Segment Open
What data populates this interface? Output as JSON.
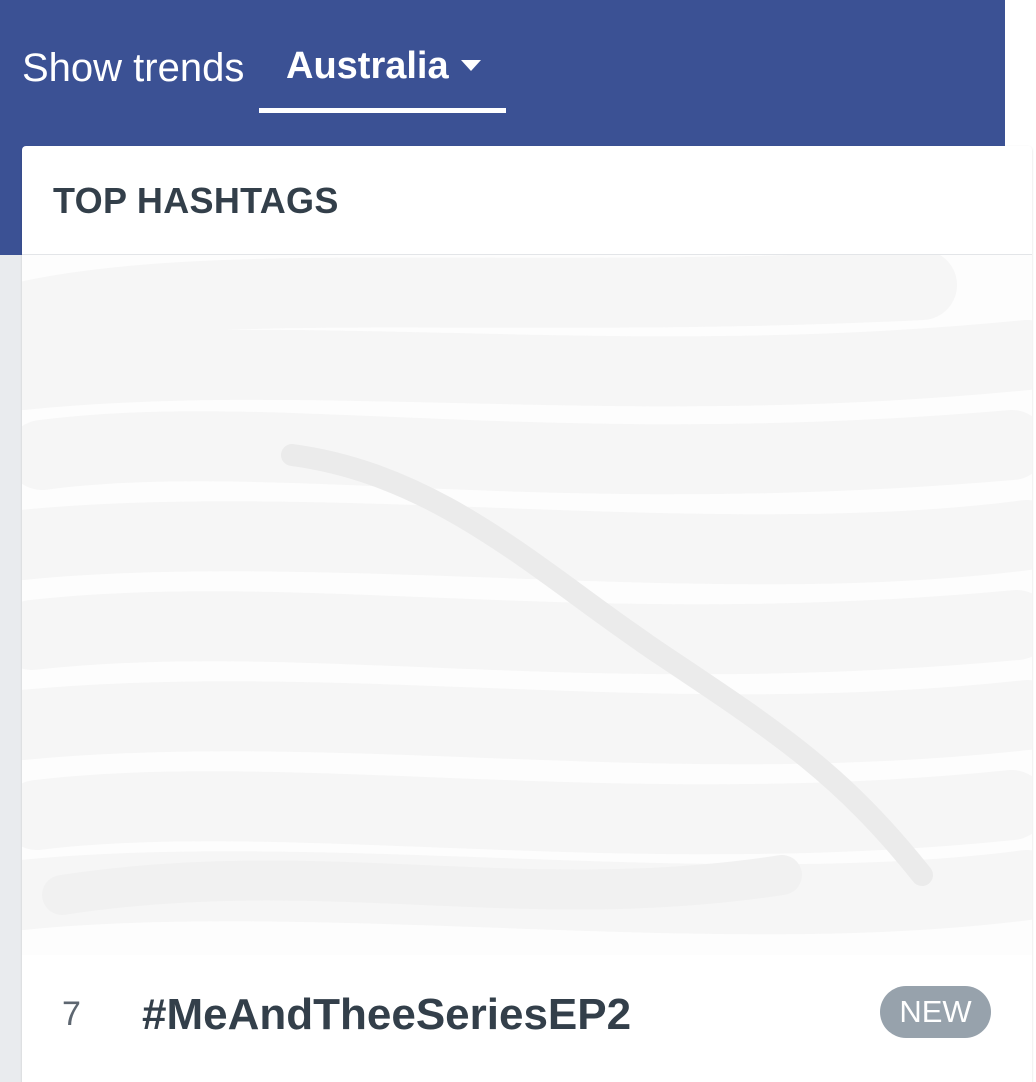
{
  "header": {
    "show_trends_label": "Show trends",
    "country": "Australia"
  },
  "card": {
    "title": "TOP HASHTAGS"
  },
  "hashtags": [
    {
      "rank": "7",
      "name": "#MeAndTheeSeriesEP2",
      "badge": "NEW"
    }
  ],
  "colors": {
    "header_background": "#3b5194",
    "title_text": "#333f4a",
    "badge_background": "#97a2ac"
  },
  "icons": {
    "dropdown": "chevron-down-icon"
  }
}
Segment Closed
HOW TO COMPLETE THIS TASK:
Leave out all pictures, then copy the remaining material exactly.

TASK ANSWER:
What data populates this interface? Output as JSON.
{
  "header": {
    "show_trends_label": "Show trends",
    "country": "Australia"
  },
  "card": {
    "title": "TOP HASHTAGS"
  },
  "hashtags": [
    {
      "rank": "7",
      "name": "#MeAndTheeSeriesEP2",
      "badge": "NEW"
    }
  ],
  "colors": {
    "header_background": "#3b5194",
    "title_text": "#333f4a",
    "badge_background": "#97a2ac"
  },
  "icons": {
    "dropdown": "chevron-down-icon"
  }
}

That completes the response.